With these measures in place, it thinks that supply interruptions would be avoided. However, it said it had modelled a second, more extreme scenario, in which the energy crisis in Europe escalates, resulting in not enough gas being available in Britain.
In that event, distributors would be forced to cut off electricity to homes and firms for up to three hours during the day, it said. The measure, not used since the 1970s, would need the approval of the government and the King.
“In the unlikely event we were in this situation, it would mean that some customers could be without power for pre-defined periods during a day – generally this is assumed to be for three-hour blocks,” said National Grid.
The number of people being cut off from electricity will depend on how many gas-power stations are forced to shut down because of a shortage of gas, it added.
Hospitals and “priority businesses” would be protected from the cuts. However, the Energy Networks Association said vulnerable individuals would not necessarily be protected from the cuts.
National Grid said the industry would work with government to inform the public about such measures including via Covid-style press conferences.
A separate report by the National Grid, looking specifically at gas supplies over the winter, also warned of a potential for a gas shortfall this winter in the event of a cold snap or a cold winter, which could be overcome by paying higher prices.
Most households saw their energy bills rise on 1 October, as the new energy price guarantee came into effect. However, the rise was less than had previously been expected after the government announced it would cap domestic bills to prevent widespread hardship.
Overall, the grid operator concluded that this is likely to be “a challenging winter”.
Northern Ireland warning
The report from the National Grid relates to Great Britain. But there is also a warning that Northern Ireland could face electricity blackouts in 2024 and 2025 unless action is taken.
The grid operator, System Operator NI (SONI), says the issue centres on Kilroot power station and environmental permits which limit its operating hours.
SONI says it is working with the Department for the Economy and the regulator to address the issue.
Earlier this week, industry regulator Ofgem warned the UK is facing a “significant risk” of gas shortages this winter, which could impact electricity supplies.
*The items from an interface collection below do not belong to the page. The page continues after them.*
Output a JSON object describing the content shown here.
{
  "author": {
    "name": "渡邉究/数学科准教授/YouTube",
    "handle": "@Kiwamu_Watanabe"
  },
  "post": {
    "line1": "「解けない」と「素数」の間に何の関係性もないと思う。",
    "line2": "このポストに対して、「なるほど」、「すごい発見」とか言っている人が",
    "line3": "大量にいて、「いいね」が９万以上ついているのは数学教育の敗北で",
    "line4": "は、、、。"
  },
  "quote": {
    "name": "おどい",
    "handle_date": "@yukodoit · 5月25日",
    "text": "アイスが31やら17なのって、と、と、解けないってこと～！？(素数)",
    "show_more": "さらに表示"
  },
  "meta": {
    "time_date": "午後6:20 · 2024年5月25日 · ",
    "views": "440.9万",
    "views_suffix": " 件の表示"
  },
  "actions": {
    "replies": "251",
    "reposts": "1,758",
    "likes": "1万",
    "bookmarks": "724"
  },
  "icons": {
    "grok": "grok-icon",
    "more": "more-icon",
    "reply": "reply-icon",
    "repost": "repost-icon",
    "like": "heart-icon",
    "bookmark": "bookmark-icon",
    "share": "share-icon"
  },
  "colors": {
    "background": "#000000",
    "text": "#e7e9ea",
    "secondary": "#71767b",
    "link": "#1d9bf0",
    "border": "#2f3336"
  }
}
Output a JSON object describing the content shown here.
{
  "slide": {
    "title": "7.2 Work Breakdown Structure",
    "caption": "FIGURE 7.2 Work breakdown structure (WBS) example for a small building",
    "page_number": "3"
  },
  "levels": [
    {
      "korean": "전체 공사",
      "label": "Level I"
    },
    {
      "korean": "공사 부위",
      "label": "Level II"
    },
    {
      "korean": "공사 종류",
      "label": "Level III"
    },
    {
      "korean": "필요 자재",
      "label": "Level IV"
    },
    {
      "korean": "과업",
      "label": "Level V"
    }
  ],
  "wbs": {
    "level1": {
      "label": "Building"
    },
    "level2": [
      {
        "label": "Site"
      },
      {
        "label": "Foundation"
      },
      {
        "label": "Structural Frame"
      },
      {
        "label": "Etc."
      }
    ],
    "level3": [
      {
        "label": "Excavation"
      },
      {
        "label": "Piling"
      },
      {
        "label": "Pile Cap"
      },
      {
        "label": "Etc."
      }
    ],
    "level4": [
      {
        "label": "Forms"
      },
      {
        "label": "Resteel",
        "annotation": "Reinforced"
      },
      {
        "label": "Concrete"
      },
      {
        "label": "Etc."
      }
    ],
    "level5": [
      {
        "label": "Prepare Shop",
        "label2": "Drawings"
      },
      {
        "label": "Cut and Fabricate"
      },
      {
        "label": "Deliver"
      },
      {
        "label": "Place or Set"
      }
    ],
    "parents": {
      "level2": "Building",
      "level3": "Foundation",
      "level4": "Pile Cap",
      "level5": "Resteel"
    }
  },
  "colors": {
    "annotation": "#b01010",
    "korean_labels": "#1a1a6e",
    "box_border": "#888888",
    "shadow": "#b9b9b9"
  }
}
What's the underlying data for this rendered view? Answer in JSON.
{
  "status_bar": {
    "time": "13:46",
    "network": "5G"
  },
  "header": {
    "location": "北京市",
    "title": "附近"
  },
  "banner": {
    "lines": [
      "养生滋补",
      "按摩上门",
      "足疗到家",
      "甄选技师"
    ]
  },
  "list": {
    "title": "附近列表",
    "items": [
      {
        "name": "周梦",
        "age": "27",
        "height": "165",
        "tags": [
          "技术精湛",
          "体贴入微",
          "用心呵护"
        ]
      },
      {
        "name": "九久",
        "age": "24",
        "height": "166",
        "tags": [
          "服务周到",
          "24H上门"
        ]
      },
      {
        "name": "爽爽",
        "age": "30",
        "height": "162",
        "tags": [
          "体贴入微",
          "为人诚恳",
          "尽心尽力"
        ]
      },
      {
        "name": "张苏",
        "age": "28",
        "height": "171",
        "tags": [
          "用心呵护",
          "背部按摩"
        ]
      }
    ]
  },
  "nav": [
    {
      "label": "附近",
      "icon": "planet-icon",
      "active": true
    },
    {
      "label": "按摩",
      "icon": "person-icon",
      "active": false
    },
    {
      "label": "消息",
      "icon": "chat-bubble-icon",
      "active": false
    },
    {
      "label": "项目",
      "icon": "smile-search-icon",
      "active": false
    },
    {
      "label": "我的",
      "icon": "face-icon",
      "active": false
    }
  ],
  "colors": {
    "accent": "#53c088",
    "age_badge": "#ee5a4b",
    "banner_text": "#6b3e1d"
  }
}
It said there was a possibility the UK could enter a “gas supply emergency” because of Russia’s war with Ukraine.
Commenting on National Grid’s forecasts, Ofgem said: “We have one of the most reliable energy systems in the world and we are in a favourable position.
“However, it is incumbent on a responsible and prudent energy sector to ensure the right contingency measures are in place, which is why we are working with the government, National Grid and key partners to protect consumers, so that Great Britain is fully prepared for any challenges this winter.”
A government spokesperson said it was “confident in our plans to protect households and businesses in the full range of scenarios this winter”.
Industry group the CBI said although “there should be sufficient resources to meet demand, the increased risk of energy shortages is worrying for businesses, particularly energy intensive firms”.
“Early forewarning of tight supplies is essential to help firms minimise disruption to supply chains,” said Tom Thackray, CBI programme director for decarbonisation.
And charity Age UK said “contingency arrangements need to be planned for now to ensure vulnerable households can be confident of maintaining their electricity supply, come what may”.
“We are thinking, for example, of older people with chronic health conditions who have to remain warm, or others who dependent on electricity to run essential equipment, including home dialysis machines,” said Caroline Abrahams, charity director at Age UK.